» TASK ITEM: The entries below should be written out again exactly as they stand.

» DATA RECORDS:

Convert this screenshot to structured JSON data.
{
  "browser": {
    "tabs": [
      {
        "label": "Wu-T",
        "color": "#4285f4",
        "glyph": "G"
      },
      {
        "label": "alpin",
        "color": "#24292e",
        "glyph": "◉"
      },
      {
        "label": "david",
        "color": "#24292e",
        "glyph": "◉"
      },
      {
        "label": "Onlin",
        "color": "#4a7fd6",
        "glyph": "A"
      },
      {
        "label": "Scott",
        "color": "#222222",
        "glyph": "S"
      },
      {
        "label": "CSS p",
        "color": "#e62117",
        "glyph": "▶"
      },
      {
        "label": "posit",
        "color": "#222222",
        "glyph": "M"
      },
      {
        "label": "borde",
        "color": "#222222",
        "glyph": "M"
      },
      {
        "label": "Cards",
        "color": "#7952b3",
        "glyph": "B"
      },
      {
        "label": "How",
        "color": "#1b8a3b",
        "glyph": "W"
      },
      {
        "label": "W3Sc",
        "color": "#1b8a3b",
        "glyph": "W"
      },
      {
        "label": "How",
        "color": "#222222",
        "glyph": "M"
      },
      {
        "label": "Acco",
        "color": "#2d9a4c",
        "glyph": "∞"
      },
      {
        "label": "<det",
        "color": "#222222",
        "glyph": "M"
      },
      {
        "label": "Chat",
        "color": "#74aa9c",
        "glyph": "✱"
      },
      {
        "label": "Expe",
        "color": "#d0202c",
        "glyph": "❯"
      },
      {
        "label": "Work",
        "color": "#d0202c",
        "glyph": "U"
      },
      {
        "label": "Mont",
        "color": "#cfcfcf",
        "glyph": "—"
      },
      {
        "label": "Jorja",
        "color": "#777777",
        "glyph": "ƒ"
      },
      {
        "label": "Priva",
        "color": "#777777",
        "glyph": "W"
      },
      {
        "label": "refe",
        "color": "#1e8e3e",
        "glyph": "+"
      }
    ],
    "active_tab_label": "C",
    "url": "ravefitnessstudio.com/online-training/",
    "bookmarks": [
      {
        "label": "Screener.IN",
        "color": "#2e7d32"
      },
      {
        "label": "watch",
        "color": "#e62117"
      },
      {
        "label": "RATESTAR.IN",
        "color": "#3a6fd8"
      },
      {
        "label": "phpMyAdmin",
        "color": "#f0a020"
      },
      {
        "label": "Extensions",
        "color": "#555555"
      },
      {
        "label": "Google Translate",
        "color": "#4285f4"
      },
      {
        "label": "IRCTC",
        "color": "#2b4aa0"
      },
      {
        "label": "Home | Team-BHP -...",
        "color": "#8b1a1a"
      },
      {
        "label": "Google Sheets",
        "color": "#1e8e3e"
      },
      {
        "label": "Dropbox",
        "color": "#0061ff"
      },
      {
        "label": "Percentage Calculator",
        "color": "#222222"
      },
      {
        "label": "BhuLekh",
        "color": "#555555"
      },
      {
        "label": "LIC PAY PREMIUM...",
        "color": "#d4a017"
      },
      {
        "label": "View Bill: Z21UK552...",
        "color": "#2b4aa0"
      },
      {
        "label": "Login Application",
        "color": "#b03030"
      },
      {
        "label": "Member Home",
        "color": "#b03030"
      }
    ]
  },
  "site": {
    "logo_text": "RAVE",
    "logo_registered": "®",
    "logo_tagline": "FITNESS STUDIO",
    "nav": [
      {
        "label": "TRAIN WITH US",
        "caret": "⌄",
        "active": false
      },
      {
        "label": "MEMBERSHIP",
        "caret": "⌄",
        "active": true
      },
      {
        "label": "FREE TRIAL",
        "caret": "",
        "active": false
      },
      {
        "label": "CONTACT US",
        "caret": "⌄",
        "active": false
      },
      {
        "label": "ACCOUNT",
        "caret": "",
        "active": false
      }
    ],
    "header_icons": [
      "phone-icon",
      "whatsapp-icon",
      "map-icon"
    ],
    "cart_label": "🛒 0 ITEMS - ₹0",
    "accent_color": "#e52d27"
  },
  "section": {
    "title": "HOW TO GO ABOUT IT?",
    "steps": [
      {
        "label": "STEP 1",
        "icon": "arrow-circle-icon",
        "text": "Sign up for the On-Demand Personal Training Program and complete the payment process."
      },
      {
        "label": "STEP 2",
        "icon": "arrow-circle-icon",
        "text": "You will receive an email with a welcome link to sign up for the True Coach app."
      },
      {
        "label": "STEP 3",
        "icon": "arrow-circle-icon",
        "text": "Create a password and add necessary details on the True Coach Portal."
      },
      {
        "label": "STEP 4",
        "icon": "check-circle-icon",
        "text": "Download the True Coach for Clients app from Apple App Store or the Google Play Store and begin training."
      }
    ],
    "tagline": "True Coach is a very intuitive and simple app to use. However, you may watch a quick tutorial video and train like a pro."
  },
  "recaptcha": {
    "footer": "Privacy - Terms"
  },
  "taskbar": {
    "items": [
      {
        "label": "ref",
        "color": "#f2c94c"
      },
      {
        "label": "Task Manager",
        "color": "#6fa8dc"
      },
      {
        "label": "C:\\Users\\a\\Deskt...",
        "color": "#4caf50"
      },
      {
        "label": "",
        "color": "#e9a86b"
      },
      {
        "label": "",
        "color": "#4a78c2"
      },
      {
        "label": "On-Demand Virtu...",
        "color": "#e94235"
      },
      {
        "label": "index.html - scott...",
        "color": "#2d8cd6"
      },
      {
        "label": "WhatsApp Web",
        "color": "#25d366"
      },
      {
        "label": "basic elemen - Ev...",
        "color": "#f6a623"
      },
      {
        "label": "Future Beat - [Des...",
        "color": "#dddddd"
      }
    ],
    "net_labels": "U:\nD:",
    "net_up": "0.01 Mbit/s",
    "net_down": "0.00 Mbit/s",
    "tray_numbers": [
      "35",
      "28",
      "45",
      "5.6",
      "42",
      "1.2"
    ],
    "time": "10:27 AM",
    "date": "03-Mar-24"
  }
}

» RESPONSE BOX:
Convert this screenshot to structured JSON data.
{
  "browser": {
    "tabs": [
      {
        "label": "Wu-T",
        "color": "#4285f4",
        "glyph": "G"
      },
      {
        "label": "alpin",
        "color": "#24292e",
        "glyph": "◉"
      },
      {
        "label": "david",
        "color": "#24292e",
        "glyph": "◉"
      },
      {
        "label": "Onlin",
        "color": "#4a7fd6",
        "glyph": "A"
      },
      {
        "label": "Scott",
        "color": "#222222",
        "glyph": "S"
      },
      {
        "label": "CSS p",
        "color": "#e62117",
        "glyph": "▶"
      },
      {
        "label": "posit",
        "color": "#222222",
        "glyph": "M"
      },
      {
        "label": "borde",
        "color": "#222222",
        "glyph": "M"
      },
      {
        "label": "Cards",
        "color": "#7952b3",
        "glyph": "B"
      },
      {
        "label": "How",
        "color": "#1b8a3b",
        "glyph": "W"
      },
      {
        "label": "W3Sc",
        "color": "#1b8a3b",
        "glyph": "W"
      },
      {
        "label": "How",
        "color": "#222222",
        "glyph": "M"
      },
      {
        "label": "Acco",
        "color": "#2d9a4c",
        "glyph": "∞"
      },
      {
        "label": "<det",
        "color": "#222222",
        "glyph": "M"
      },
      {
        "label": "Chat",
        "color": "#74aa9c",
        "glyph": "✱"
      },
      {
        "label": "Expe",
        "color": "#d0202c",
        "glyph": "❯"
      },
      {
        "label": "Work",
        "color": "#d0202c",
        "glyph": "U"
      },
      {
        "label": "Mont",
        "color": "#cfcfcf",
        "glyph": "—"
      },
      {
        "label": "Jorja",
        "color": "#777777",
        "glyph": "ƒ"
      },
      {
        "label": "Priva",
        "color": "#777777",
        "glyph": "W"
      },
      {
        "label": "refe",
        "color": "#1e8e3e",
        "glyph": "+"
      }
    ],
    "active_tab_label": "C",
    "url": "ravefitnessstudio.com/online-training/",
    "bookmarks": [
      {
        "label": "Screener.IN",
        "color": "#2e7d32"
      },
      {
        "label": "watch",
        "color": "#e62117"
      },
      {
        "label": "RATESTAR.IN",
        "color": "#3a6fd8"
      },
      {
        "label": "phpMyAdmin",
        "color": "#f0a020"
      },
      {
        "label": "Extensions",
        "color": "#555555"
      },
      {
        "label": "Google Translate",
        "color": "#4285f4"
      },
      {
        "label": "IRCTC",
        "color": "#2b4aa0"
      },
      {
        "label": "Home | Team-BHP -...",
        "color": "#8b1a1a"
      },
      {
        "label": "Google Sheets",
        "color": "#1e8e3e"
      },
      {
        "label": "Dropbox",
        "color": "#0061ff"
      },
      {
        "label": "Percentage Calculator",
        "color": "#222222"
      },
      {
        "label": "BhuLekh",
        "color": "#555555"
      },
      {
        "label": "LIC PAY PREMIUM...",
        "color": "#d4a017"
      },
      {
        "label": "View Bill: Z21UK552...",
        "color": "#2b4aa0"
      },
      {
        "label": "Login Application",
        "color": "#b03030"
      },
      {
        "label": "Member Home",
        "color": "#b03030"
      }
    ]
  },
  "site": {
    "logo_text": "RAVE",
    "logo_registered": "®",
    "logo_tagline": "FITNESS STUDIO",
    "nav": [
      {
        "label": "TRAIN WITH US",
        "caret": "⌄",
        "active": false
      },
      {
        "label": "MEMBERSHIP",
        "caret": "⌄",
        "active": true
      },
      {
        "label": "FREE TRIAL",
        "caret": "",
        "active": false
      },
      {
        "label": "CONTACT US",
        "caret": "⌄",
        "active": false
      },
      {
        "label": "ACCOUNT",
        "caret": "",
        "active": false
      }
    ],
    "header_icons": [
      "phone-icon",
      "whatsapp-icon",
      "map-icon"
    ],
    "cart_label": "🛒 0 ITEMS - ₹0",
    "accent_color": "#e52d27"
  },
  "section": {
    "title": "HOW TO GO ABOUT IT?",
    "steps": [
      {
        "label": "STEP 1",
        "icon": "arrow-circle-icon",
        "text": "Sign up for the On-Demand Personal Training Program and complete the payment process."
      },
      {
        "label": "STEP 2",
        "icon": "arrow-circle-icon",
        "text": "You will receive an email with a welcome link to sign up for the True Coach app."
      },
      {
        "label": "STEP 3",
        "icon": "arrow-circle-icon",
        "text": "Create a password and add necessary details on the True Coach Portal."
      },
      {
        "label": "STEP 4",
        "icon": "check-circle-icon",
        "text": "Download the True Coach for Clients app from Apple App Store or the Google Play Store and begin training."
      }
    ],
    "tagline": "True Coach is a very intuitive and simple app to use. However, you may watch a quick tutorial video and train like a pro."
  },
  "recaptcha": {
    "footer": "Privacy - Terms"
  },
  "taskbar": {
    "items": [
      {
        "label": "ref",
        "color": "#f2c94c"
      },
      {
        "label": "Task Manager",
        "color": "#6fa8dc"
      },
      {
        "label": "C:\\Users\\a\\Deskt...",
        "color": "#4caf50"
      },
      {
        "label": "",
        "color": "#e9a86b"
      },
      {
        "label": "",
        "color": "#4a78c2"
      },
      {
        "label": "On-Demand Virtu...",
        "color": "#e94235"
      },
      {
        "label": "index.html - scott...",
        "color": "#2d8cd6"
      },
      {
        "label": "WhatsApp Web",
        "color": "#25d366"
      },
      {
        "label": "basic elemen - Ev...",
        "color": "#f6a623"
      },
      {
        "label": "Future Beat - [Des...",
        "color": "#dddddd"
      }
    ],
    "net_labels": "U:\nD:",
    "net_up": "0.01 Mbit/s",
    "net_down": "0.00 Mbit/s",
    "tray_numbers": [
      "35",
      "28",
      "45",
      "5.6",
      "42",
      "1.2"
    ],
    "time": "10:27 AM",
    "date": "03-Mar-24"
  }
}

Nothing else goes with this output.